(Dataset excerpts)
*** Begin section ***
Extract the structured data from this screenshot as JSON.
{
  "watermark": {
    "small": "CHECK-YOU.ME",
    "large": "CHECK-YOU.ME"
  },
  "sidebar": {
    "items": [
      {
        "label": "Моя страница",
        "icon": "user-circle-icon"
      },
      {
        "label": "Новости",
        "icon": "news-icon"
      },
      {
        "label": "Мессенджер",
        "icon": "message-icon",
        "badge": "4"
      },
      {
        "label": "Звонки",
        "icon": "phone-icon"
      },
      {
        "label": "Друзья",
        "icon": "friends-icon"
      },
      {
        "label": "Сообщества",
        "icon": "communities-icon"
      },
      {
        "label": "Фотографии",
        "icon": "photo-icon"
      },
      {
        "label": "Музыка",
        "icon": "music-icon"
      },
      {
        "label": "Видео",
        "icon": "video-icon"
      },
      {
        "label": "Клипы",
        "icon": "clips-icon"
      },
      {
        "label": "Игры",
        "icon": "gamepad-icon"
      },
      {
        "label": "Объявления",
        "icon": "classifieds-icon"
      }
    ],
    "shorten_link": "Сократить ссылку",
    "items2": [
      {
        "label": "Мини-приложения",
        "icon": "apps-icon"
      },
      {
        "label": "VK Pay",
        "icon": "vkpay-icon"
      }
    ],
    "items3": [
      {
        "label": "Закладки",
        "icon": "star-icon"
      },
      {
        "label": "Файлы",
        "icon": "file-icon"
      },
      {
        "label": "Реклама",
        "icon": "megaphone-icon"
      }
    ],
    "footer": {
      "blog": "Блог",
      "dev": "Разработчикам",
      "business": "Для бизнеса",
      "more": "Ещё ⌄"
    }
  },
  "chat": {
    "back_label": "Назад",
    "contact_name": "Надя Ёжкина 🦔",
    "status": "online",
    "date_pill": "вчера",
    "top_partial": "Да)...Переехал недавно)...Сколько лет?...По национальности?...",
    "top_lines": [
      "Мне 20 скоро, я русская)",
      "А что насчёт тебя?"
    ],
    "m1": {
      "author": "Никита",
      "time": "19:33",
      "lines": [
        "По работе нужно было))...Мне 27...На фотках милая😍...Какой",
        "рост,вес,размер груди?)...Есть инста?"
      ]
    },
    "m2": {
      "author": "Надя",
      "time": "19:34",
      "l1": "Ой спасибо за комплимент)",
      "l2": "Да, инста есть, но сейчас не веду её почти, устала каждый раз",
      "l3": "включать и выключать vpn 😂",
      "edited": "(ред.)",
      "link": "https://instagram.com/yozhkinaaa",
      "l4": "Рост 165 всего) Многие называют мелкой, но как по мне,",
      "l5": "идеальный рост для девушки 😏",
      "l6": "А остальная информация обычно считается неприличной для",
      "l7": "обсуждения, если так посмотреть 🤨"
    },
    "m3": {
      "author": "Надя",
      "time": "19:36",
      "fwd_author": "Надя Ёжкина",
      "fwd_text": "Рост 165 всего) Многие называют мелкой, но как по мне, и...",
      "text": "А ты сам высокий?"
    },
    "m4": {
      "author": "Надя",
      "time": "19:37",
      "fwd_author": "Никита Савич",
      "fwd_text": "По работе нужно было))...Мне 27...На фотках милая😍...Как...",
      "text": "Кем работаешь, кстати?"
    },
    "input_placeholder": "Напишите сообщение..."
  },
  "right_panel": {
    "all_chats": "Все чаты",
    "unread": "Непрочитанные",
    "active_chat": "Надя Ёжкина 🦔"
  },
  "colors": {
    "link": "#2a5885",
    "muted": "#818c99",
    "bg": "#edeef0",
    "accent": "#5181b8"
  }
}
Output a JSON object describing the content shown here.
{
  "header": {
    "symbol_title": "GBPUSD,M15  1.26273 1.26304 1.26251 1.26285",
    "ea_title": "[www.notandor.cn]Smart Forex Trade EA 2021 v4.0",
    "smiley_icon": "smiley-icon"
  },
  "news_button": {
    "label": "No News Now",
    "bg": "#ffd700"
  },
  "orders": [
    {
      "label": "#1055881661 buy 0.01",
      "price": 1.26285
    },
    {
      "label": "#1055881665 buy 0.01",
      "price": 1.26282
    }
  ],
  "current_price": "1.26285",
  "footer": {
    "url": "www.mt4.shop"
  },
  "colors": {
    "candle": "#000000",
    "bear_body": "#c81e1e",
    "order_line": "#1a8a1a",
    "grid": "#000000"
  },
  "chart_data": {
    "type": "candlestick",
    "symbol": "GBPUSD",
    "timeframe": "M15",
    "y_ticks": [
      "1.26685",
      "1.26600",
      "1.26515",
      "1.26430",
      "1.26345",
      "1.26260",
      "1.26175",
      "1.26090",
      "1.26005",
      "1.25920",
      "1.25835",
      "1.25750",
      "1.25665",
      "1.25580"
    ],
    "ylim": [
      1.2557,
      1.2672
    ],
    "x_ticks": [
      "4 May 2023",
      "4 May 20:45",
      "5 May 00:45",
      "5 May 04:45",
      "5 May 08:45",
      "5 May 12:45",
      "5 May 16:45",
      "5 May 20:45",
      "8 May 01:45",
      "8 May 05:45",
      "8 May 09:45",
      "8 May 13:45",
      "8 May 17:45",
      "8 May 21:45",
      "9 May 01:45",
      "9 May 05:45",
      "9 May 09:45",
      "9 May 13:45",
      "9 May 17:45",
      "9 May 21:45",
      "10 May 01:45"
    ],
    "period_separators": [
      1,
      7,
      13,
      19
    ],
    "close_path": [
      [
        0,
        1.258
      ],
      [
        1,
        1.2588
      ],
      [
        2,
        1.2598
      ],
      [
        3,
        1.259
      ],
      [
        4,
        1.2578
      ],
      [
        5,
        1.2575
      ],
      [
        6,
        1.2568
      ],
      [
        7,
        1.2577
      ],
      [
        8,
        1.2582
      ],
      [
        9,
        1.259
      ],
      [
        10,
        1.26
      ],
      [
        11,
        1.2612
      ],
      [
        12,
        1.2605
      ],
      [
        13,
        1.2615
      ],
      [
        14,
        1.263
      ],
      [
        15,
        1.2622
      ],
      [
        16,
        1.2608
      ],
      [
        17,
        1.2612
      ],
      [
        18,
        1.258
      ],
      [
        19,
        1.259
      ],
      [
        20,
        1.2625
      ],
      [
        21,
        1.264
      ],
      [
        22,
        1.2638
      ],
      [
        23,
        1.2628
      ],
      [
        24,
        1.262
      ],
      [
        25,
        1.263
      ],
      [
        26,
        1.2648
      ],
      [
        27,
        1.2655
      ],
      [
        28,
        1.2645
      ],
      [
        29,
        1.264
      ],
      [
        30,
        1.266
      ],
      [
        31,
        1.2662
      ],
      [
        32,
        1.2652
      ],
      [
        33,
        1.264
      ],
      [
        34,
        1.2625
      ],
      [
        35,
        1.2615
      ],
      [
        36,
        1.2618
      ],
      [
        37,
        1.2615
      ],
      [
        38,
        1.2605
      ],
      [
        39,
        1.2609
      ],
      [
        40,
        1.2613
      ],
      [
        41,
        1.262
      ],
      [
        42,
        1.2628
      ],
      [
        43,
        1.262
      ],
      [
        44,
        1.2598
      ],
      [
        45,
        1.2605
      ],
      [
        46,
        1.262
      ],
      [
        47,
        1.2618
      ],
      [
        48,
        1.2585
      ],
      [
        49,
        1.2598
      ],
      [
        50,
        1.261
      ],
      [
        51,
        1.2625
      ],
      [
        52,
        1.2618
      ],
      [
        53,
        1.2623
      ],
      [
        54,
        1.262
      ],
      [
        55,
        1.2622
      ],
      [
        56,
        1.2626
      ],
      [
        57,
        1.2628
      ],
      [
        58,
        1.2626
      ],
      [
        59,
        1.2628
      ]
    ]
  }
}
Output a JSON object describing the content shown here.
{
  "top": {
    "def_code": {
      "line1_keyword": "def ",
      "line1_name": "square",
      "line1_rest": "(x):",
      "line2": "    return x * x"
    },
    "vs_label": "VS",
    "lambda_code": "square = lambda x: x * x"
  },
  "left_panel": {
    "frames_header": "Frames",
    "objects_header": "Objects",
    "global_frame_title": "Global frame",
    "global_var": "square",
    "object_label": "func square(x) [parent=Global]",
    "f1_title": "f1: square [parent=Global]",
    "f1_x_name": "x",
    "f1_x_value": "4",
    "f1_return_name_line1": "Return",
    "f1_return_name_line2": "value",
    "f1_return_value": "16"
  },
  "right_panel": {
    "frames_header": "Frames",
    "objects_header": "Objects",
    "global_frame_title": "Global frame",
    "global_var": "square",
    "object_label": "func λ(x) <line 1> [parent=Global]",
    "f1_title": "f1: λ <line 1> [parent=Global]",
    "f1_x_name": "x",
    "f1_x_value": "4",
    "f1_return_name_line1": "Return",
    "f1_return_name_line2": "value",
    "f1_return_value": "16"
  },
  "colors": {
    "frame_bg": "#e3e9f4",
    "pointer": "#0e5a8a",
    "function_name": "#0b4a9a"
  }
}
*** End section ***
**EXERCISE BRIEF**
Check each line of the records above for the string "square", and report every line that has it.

**REPLY**
      "line1_name": "square",
    "lambda_code": "square = lambda x: x * x"
    "global_var": "square",
    "object_label": "func square(x) [parent=Global]",
    "f1_title": "f1: square [parent=Global]",
    "global_var": "square",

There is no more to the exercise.